Mr ANDERSON (Minister for Transport and Regional Services) —I thank the honourable member for his question. I am pleased to be able to say that this morning at the annual Safeskies conference, which has become quite a notable event on the aviation calendar—it brings together the best expertise in all areas of aviation from right around the world—I was able to take the opportunity to launch the second edition of the Australian Air Traffic Management Strategic Plan, and I think this is worthy of some note. Australia has always been a leader, if not the leader, in air traffic management. Today we are finding that our expertise and our capacities are winning considerable markets internationally. Indeed, we are determined to maintain our technological leadership, and the plan launched today will help ensure that we do. I have an overview of the plan here and I will table it for anyone who is interested.

The strategic plan is the result of a lot of work between government agencies and the aviation sector. It will see us take advantage of the rapid emergence of new communication, navigation and surveillance technologies. Under the plan we will, amongst other things, be able to replace the existing fixed aviation routes around the country with a system where airlines can fly directly—which they often cannot do now. For example, to get from Sydney to Brisbane, they go over Casino; that is not a direct route. Under the new arrangements, airlines will be able to fly directly to their destination with the same level of safety that they enjoy now through the use of satellite navigation technology, data links between aircraft and the air traffic management system. Over the next few years this will actually make quite a difference. It will reduce flight times on some major routes in Australia and on a lot of minor routes as well; lower operating costs; lower fuel usage, with attendant benefits in emissions and pollution outcomes; reduce aircraft maintenance requirements; and help us cope with the congestion at our airports.

As an important step towards implementing the plan, I also announce today that, as part of this, Airservices will establish 20 ground stations across Australia for a new air traffic control technology. That will give complete coverage of the mainland. Conversely, we have never had air traffic control radar coverage across the whole continent, particularly in the outback and far-flung regions where not many planes fly, because of the immense cost of radar and the vast size of Australia. But under this new approach the system will cover virtually the entire continent at a fraction of the cost of installing and operating radars. Initially, particularly for flights operating at over 30,000 feet, it will enable pinpoint accuracy in tracking all aircraft movements. That will increase safety, as air traffic controllers will be able to pinpoint precisely all aircraft equipped with the system. It will reduce air traffic control delays, and it will ensure that controllers are able to space aircraft more closely, which enables better safety and better congestion management.

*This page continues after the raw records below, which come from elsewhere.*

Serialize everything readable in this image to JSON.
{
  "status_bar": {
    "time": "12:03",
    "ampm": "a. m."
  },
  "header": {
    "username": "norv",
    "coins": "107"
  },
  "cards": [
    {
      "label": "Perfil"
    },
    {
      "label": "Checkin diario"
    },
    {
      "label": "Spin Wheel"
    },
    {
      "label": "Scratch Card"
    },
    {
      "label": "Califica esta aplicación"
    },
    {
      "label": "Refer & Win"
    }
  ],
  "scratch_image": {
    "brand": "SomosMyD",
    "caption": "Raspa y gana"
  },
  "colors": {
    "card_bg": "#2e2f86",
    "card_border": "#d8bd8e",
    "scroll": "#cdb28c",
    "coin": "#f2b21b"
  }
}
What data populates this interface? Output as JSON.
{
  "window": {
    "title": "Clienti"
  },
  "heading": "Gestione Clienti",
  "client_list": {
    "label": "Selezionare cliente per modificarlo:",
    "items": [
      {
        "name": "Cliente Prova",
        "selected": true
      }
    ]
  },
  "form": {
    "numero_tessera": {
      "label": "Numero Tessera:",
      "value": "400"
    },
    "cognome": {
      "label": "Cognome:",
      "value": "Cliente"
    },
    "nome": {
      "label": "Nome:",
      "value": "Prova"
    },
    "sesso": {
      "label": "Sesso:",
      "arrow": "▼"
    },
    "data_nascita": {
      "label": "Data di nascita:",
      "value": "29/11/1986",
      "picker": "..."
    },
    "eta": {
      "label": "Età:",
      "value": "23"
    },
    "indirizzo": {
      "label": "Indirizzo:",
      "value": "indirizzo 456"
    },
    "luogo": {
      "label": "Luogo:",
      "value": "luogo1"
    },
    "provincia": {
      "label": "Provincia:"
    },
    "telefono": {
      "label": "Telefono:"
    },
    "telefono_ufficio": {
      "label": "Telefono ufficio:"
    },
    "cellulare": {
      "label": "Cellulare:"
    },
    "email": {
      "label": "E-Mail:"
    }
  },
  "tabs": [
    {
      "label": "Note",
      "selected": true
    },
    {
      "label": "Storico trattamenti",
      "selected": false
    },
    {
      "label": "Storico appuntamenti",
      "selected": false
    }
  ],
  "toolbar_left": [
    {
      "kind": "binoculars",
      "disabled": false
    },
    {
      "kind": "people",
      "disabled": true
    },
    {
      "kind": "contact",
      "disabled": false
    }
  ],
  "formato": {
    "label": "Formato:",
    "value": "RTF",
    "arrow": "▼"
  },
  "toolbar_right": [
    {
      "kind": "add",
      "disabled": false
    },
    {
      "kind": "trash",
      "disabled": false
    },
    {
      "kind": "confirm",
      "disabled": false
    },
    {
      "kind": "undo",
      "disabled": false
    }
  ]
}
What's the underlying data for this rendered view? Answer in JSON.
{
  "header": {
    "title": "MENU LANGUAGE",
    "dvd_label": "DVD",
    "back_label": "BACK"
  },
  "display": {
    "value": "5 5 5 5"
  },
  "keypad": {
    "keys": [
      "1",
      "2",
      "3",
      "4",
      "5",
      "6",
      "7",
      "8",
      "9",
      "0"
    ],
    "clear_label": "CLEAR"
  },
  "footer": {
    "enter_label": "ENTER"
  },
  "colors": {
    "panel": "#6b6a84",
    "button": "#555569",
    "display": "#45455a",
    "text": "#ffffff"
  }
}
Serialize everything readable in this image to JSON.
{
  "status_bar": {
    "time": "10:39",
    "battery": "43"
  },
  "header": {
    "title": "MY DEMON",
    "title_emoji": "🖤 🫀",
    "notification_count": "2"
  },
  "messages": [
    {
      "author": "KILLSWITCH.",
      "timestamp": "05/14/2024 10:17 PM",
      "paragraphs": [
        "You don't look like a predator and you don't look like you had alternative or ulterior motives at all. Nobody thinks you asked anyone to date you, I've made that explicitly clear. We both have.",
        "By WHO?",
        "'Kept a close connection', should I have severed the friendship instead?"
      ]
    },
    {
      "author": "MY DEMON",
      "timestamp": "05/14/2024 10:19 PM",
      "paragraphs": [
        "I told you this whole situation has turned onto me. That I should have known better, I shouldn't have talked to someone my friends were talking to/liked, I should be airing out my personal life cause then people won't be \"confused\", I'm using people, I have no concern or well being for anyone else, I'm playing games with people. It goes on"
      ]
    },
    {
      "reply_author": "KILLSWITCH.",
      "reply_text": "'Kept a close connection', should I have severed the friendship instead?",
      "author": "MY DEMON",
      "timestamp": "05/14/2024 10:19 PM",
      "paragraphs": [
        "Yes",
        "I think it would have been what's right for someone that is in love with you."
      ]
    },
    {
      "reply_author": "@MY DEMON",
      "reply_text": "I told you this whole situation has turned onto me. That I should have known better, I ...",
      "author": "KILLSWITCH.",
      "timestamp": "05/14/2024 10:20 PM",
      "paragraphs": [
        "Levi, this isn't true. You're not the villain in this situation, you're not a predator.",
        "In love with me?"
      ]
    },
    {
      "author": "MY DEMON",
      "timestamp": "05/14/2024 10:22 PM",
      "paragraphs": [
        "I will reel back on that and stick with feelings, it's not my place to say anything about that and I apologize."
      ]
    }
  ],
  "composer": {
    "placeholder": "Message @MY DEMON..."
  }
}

This is another area where we can proudly say we genuinely lead the world. I think we are all proud of that. I certainly commend everyone in the Australian aviation sector who has put us into that position. With the new CASA coming on stream, with airspace reform, with liberalised skies and with the successful, or largely successful, rewrite of the nation's aviation regulations, I think we are set for a welcome and strong surge in growth in the aviation sector in this country.